When I first found a lump, before I even saw my GP, I became a googling fool.  With each progressive test and referral it became a near obsession.  I’m sure I’m not unique in this. In fact, although I never mentioned my nocturnal forays into the darkest reaches of the internet to my doctors, they all said something to the effect of  “don’t spend all your time on the internet” “try to stick with sites that give accurate information” (I was given a pre approved list at this point) and later on.. “don’t listen to well meaning friends who have been through chemo. Their experience won’t necessarily be your’s” (and hasn’t that been the truth?!). But just like when a woman becomes pregnant for the first time and wants to immerse herself in stories of pregnancy, labor and motherhood.. you can’t always filter the information so all  you hear about  are the great experiences, perfect patient/doctor relationships, spouses and family that support without fail and happy endings.  Even while inwardly cringing and wondering at the motives of a person who will share tales of 36 hour labors, nurse Cratchets that took glee in their misery, babies who cried 24 hours a day for 2 years straight.. you still can’t help listening.  And researching. And comparing.  Since my diagnosis, surgery, chemotherapy, and impending radiation I have clocked plenty of google time. I’m not sure why I continue to and what I expect to find today that I didn’t find last Thursday.  

This isn’t new behavior for me.  Even before I had access to the internet.   There was a time that I worked as a medical transcriptionist out of my home. I worked for many different disciplines, including cardiology, family medicine, obstetrics, ENT and later psychology and psychiatry.  When I started out I would recognize myself in the patient’s list of symptoms.  The more unusual and obscure the more likely I was to be experiencing the same thing.  I didn’t bother to see a physician regularly during this time.. I had the power to diagnose myself!  I would type along, anxious to get to the diagnostic part of the report and find out exactly what was wrong with me.  Of course nothing was wrong with me and I knew that, but it was easy at times to “go there”.  Compare yourself to someone else based on a handful of similarities.   If have the same diagnosis and treatment plan as another patient and she terribly sick with the chemo, will I be?  If I’m not does that mean the chemo isn’t working? What if it’s the wrong dose?   If someone with my exact diagnosis who did the same treatment has a recurrence 3 years down the road, is that my future?  Why is my hair coming back while still on chemo while someone else’s has made no appearance 3 months after stopping? I’m sure that means mine is going to fall out again, right?  

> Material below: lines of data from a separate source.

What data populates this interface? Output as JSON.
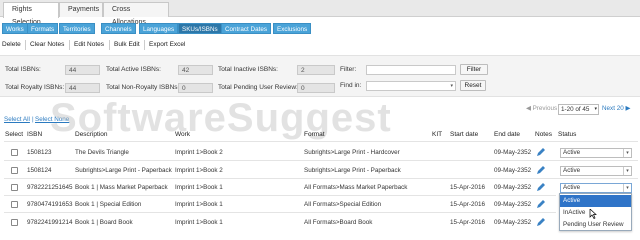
{
  "top_tabs": [
    "Rights Selection",
    "Payments",
    "Cross Allocations"
  ],
  "sub_tabs": [
    "Works",
    "Formats",
    "Territories",
    "Channels",
    "Languages",
    "SKUs/ISBNs",
    "Contract Dates",
    "Exclusions"
  ],
  "toolbar": [
    "Delete",
    "Clear Notes",
    "Edit Notes",
    "Bulk Edit",
    "Export Excel"
  ],
  "stats": {
    "total_isbns_label": "Total ISBNs:",
    "total_isbns": "44",
    "total_active_label": "Total Active ISBNs:",
    "total_active": "42",
    "total_inactive_label": "Total Inactive ISBNs:",
    "total_inactive": "2",
    "total_royalty_label": "Total Royalty ISBNs:",
    "total_royalty": "44",
    "total_nonroyalty_label": "Total Non-Royalty ISBNs:",
    "total_nonroyalty": "0",
    "total_pending_label": "Total Pending User Review:",
    "total_pending": "0",
    "filter_label": "Filter:",
    "filter_button": "Filter",
    "findin_label": "Find in:",
    "reset_button": "Reset"
  },
  "pagination": {
    "previous": "Previous",
    "range": "1-20 of 45",
    "next": "Next 20"
  },
  "select_all": "Select All",
  "select_none": "Select None",
  "table": {
    "headers": [
      "Select",
      "ISBN",
      "Description",
      "Work",
      "Format",
      "KIT",
      "Start date",
      "End date",
      "Notes",
      "Status"
    ],
    "rows": [
      {
        "isbn": "1508123",
        "description": "The Devils Triangle",
        "work": "Imprint 1>Book 2",
        "format": "Subrights>Large Print - Hardcover",
        "start": "",
        "end": "09-May-2352",
        "status": "Active"
      },
      {
        "isbn": "1508124",
        "description": "Subrights>Large Print - Paperback",
        "work": "Imprint 1>Book 2",
        "format": "Subrights>Large Print - Paperback",
        "start": "",
        "end": "09-May-2352",
        "status": "Active"
      },
      {
        "isbn": "9782221251645",
        "description": "Book 1 | Mass Market Paperback",
        "work": "Imprint 1>Book 1",
        "format": "All Formats>Mass Market Paperback",
        "start": "15-Apr-2016",
        "end": "09-May-2352",
        "status": "Active"
      },
      {
        "isbn": "9780474191653",
        "description": "Book 1 | Special Edition",
        "work": "Imprint 1>Book 1",
        "format": "All Formats>Special Edition",
        "start": "15-Apr-2016",
        "end": "09-May-2352",
        "status": ""
      },
      {
        "isbn": "9782241991214",
        "description": "Book 1 | Board Book",
        "work": "Imprint 1>Book 1",
        "format": "All Formats>Board Book",
        "start": "15-Apr-2016",
        "end": "09-May-2352",
        "status": ""
      }
    ]
  },
  "status_dropdown": [
    "Active",
    "InActive",
    "Pending User Review"
  ],
  "watermark": "SoftwareSuggest",
  "colors": {
    "tab_blue": "#4aa3d8",
    "tab_active": "#2d77a8",
    "link": "#2a7ac0",
    "dropdown_highlight": "#2f74c8"
  },
  "icons": {
    "notes": "pencil-icon",
    "pagination_prev": "chevron-left-icon",
    "pagination_next": "chevron-right-icon",
    "select_arrow": "chevron-down-icon"
  }
}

It’s honestly crazy making, but on the other hand, comforting in some way or we wouldn’t do it.  Btw.. I stopped trying to diagnose myself about the time I switched from medical to psychiatry.  Now I only diagnose friends and family.